Describing the attitude of the government to the Oronsaye Report as “clearly one of disdain,” he wondered why it would spend resources on a committee whose reports it has no intention to adopt or implement. “Nothing could be stranger. This country doesn’t want progress or rather the criminal gang that rapes this country is eager to revert it to a medieval fiefdom,” he said.
Prof. Otobo noted that The White Paper rejected most of the key recommendations concerning merger, abolition and consolidation of departments, statutory commissions and parastatals. He agreed that implementing the reforms, now contemplated by the Federal Government, would only help it achieve the twin objectives of cost saving and streamlined bureaucracy, at a time of dwindling fiscal resources if it was more closely aligned with the original recommendations of the Oronsaye Report than the rather truncated version outlined in the White Paper.
Otobo observed that a credible implementation of the original document would be a significant development, especially viewed from the broader context of both public sector reforms and constitutional reforms.
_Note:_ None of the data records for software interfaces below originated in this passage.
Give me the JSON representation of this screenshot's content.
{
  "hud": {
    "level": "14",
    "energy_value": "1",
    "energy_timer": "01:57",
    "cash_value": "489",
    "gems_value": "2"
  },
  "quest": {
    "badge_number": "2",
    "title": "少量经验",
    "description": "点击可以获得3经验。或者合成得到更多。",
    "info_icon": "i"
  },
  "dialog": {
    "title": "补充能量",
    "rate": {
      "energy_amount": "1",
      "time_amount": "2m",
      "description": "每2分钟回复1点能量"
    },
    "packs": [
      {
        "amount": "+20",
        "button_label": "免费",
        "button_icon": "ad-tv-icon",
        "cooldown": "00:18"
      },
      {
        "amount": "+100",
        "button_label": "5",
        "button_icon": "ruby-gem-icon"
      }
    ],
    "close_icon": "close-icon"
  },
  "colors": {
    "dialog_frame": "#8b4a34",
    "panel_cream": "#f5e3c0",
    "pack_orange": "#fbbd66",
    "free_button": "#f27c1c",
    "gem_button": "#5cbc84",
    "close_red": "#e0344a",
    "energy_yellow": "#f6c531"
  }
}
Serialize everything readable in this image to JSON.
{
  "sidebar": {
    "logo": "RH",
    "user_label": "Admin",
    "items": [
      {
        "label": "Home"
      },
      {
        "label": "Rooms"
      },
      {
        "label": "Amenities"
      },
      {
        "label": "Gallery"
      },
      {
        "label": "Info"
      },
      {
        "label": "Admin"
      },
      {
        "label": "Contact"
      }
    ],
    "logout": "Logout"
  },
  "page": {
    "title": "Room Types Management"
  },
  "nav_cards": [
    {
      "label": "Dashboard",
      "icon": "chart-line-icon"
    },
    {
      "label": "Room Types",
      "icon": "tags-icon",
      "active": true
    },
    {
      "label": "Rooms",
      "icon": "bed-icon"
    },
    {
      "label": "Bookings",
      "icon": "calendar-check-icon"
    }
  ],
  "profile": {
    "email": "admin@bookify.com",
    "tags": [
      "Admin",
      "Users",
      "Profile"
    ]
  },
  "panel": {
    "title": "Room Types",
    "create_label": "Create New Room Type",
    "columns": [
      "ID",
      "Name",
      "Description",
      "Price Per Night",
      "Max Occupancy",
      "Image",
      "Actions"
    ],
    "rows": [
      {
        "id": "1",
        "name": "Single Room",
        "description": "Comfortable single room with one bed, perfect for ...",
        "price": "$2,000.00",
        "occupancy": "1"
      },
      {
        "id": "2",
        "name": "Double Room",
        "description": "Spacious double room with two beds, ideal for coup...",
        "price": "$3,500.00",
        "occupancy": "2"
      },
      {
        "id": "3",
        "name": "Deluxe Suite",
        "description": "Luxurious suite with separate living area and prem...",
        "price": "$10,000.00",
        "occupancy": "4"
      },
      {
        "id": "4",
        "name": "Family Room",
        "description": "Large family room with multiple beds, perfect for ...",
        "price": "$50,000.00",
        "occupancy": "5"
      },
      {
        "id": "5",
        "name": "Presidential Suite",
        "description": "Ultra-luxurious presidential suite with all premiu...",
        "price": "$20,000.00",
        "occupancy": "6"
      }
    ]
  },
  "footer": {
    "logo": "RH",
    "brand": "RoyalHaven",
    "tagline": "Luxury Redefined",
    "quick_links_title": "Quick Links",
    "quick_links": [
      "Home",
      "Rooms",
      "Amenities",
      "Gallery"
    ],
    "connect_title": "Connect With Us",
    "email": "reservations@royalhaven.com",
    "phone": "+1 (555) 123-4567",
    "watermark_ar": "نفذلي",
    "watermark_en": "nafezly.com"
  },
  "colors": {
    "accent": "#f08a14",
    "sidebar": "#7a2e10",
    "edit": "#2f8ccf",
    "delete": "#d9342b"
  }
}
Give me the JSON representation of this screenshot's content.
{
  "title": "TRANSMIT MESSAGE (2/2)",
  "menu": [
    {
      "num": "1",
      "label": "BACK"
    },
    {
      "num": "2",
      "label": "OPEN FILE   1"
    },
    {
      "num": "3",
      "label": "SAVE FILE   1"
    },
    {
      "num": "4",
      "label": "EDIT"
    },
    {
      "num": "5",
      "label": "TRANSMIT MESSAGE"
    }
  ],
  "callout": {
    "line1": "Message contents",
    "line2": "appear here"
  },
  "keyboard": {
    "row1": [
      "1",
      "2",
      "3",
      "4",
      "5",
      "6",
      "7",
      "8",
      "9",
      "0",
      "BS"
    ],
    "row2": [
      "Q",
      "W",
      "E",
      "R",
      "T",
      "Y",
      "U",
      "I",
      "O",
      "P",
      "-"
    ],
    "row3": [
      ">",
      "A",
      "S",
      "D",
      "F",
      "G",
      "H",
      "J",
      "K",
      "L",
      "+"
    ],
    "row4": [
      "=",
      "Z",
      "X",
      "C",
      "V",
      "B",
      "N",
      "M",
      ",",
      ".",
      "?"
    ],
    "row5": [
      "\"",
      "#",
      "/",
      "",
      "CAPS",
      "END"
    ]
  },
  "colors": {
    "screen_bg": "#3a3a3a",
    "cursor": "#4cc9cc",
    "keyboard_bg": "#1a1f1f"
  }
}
He described it as a critical element in reducing the cost of governance, especially at the federal level. Otobo had, in an article co-authored with Oseloka Obaze in May 2019, on ‘Reducing the cost of governance in Nigeria’, explained that, with the share of recurrent expenditure in federal budget hovering around 70 per cent of federal revenue, the failure to implement the 2014 White Paper on the Oronsaye Report had become a major impediment to reducing the cost of governance.
Otobo noted that at a time of dwindling fiscal resources, an initiative that would fully implement the report would send a strong signal that government was committed to streamlining its sprawling bureaucracy, saving on administrative costs, and promoting greater coherence.
“More importantly, the launching of this reform effort would, hopefully, stimulate reflection by the Federal Government itself on how some of its functions could be devolved to the sub-national tiers of government, along with corresponding resources, consistent with the federal system of government,” he said.
Also in his article titled, ‘Five Action Steps Toward Constitutional Restructuring’, published in The Guardian of January 2, 2019, Otobo, argued thus: “Surprising, as it may seem, the first practical step to constitutional restructuring must include summoning the courage and commitment to review and implement the findings of the Presidential Committee on Restructuring and Rationalising of Federal Governmental Parastatals, Commissions and Agencies.
The pristine purpose of that committee was to recommend ways to streamline and merge many of the parastatals, commissions and agencies, including reducing the cost of running the federal government. However, that report must be reviewed afresh to identify entities whose functions and activities should be devolved to the states.”
Otobo advised that government would need to gradually phase-in the proposed reforms. Issues such as payment of entitlements and of retirement benefits as well as sequencing must be carefully thought through. The take-off date for the reforms cannot be earlier than January 2021, with the financial costs of reforms fully incorporated into the 2021 budget, he concluded.